== Task ==
Please find the lines in the entries below that contain the word "сочетание", and copy each one.

>>>

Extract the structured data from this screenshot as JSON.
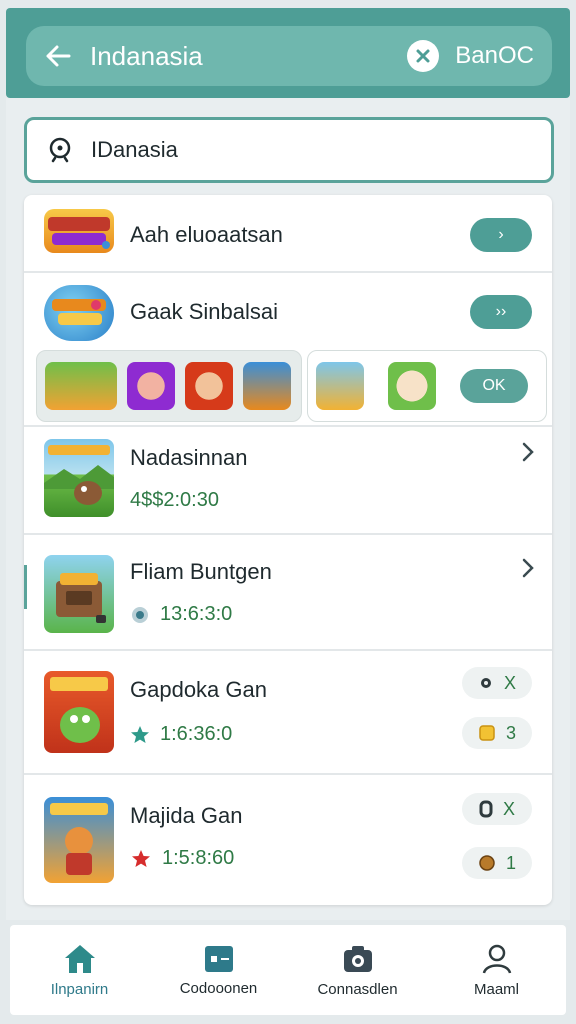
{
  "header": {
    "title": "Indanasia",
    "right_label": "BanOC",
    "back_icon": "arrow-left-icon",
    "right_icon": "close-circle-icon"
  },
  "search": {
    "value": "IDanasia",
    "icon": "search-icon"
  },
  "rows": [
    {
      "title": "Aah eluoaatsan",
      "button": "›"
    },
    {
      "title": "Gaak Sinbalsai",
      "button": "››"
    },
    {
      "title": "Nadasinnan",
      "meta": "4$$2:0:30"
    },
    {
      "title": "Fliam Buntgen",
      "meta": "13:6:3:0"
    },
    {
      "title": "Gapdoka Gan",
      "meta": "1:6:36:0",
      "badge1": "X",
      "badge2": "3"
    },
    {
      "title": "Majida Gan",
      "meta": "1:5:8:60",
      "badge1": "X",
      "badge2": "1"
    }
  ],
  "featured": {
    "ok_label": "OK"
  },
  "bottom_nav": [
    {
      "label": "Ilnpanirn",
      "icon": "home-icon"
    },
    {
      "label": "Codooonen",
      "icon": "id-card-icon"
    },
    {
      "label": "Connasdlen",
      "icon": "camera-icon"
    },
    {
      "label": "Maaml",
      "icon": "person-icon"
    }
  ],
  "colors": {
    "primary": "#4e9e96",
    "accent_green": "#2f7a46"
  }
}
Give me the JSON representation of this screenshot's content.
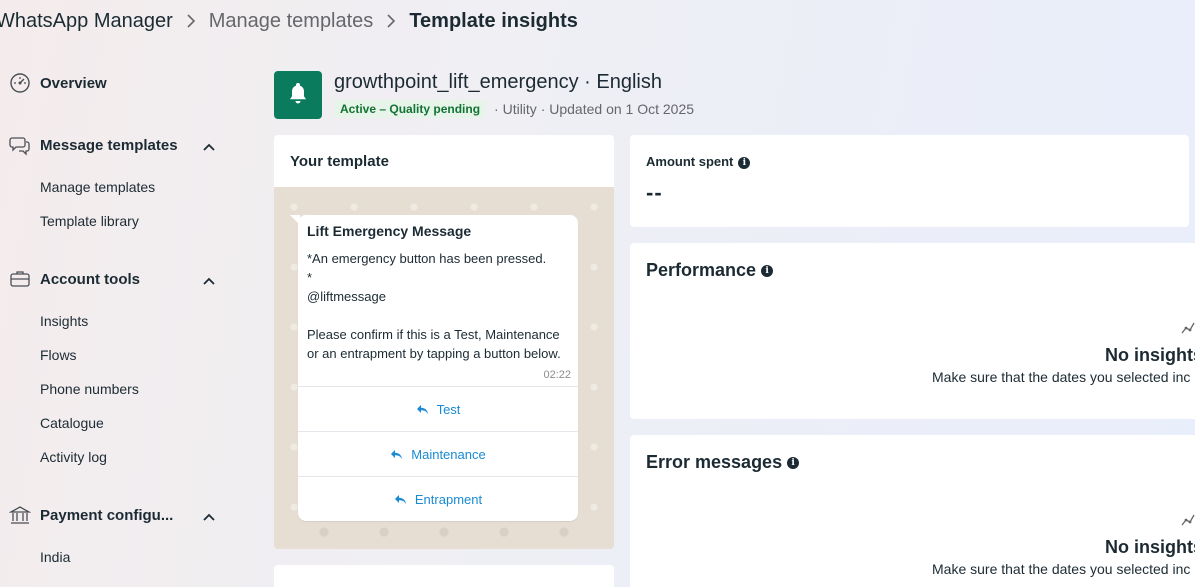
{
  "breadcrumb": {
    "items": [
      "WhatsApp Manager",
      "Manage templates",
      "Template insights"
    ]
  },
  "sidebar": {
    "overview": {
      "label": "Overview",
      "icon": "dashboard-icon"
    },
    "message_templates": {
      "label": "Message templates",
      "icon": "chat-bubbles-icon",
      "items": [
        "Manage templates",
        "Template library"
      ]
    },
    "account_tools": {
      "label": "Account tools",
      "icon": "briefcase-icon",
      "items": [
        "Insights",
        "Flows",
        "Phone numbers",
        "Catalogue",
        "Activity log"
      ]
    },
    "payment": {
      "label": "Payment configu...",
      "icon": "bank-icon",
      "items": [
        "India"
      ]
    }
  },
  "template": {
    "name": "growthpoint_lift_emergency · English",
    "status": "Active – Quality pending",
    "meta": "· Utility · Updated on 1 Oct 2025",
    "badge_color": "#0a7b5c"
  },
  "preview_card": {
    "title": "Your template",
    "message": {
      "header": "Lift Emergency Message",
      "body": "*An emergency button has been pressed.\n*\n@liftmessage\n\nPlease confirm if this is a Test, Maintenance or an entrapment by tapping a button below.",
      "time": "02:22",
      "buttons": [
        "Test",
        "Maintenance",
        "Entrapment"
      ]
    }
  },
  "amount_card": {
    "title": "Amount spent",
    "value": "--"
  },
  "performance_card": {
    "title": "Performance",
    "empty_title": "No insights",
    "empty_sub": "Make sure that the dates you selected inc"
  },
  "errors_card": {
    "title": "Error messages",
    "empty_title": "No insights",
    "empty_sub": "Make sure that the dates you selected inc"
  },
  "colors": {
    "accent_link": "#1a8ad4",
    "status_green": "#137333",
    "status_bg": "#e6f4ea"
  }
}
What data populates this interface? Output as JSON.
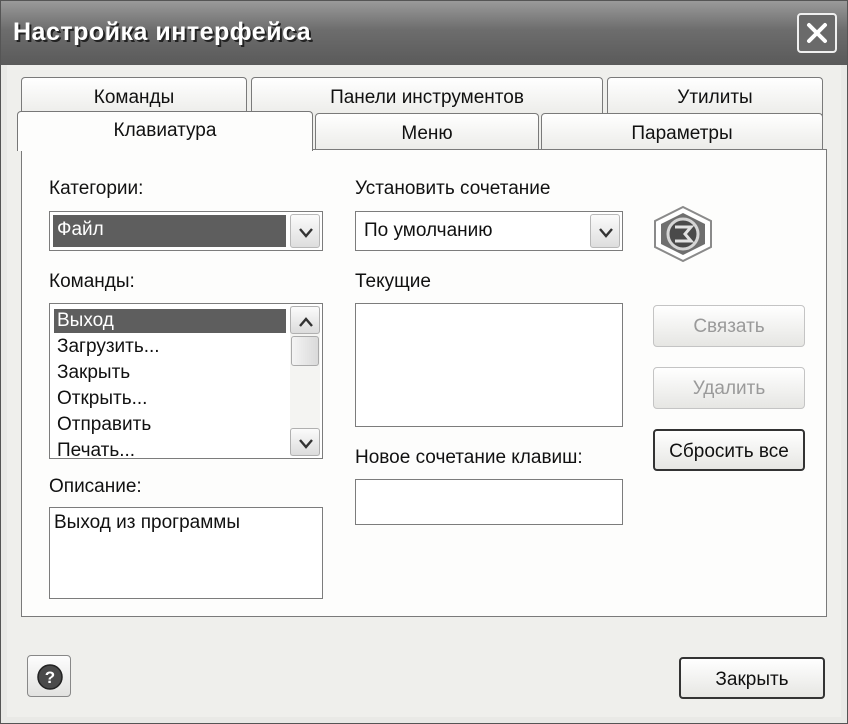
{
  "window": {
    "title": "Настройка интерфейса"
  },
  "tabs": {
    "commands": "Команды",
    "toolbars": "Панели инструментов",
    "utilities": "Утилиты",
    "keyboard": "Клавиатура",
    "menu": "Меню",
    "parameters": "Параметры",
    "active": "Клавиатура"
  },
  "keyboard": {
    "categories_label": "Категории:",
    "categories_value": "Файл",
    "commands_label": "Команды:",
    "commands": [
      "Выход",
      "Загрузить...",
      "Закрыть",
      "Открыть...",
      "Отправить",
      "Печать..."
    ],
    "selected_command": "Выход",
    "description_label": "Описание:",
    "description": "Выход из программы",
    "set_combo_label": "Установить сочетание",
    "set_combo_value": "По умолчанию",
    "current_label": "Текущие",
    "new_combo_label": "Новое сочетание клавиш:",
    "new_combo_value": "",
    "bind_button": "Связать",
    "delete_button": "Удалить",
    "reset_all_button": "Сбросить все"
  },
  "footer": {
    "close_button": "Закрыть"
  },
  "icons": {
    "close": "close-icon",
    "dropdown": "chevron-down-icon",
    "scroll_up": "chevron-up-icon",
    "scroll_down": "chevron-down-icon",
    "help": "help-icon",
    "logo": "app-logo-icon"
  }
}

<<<

== Reply to the task ==
    "set_combo_label": "Установить сочетание",
    "new_combo_label": "Новое сочетание клавиш:",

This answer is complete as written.